Directions:
Which lines in the records below contain the word "snack"? Copy each one.

##### Exercise input

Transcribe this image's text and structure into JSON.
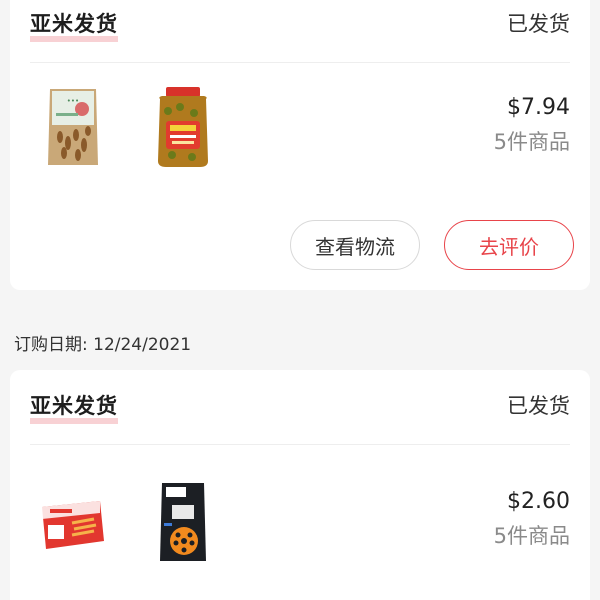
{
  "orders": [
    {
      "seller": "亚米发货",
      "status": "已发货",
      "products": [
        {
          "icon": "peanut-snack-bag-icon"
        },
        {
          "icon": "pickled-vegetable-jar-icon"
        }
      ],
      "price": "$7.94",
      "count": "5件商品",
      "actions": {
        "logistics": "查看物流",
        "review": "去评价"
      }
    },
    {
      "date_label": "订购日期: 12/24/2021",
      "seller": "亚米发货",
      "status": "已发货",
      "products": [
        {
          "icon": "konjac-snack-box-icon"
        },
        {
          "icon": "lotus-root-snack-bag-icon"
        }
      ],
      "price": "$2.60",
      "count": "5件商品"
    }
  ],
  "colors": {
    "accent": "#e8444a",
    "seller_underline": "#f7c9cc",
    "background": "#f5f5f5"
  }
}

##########

Solution to the problem:
          "icon": "peanut-snack-bag-icon"
          "icon": "konjac-snack-box-icon"
          "icon": "lotus-root-snack-bag-icon"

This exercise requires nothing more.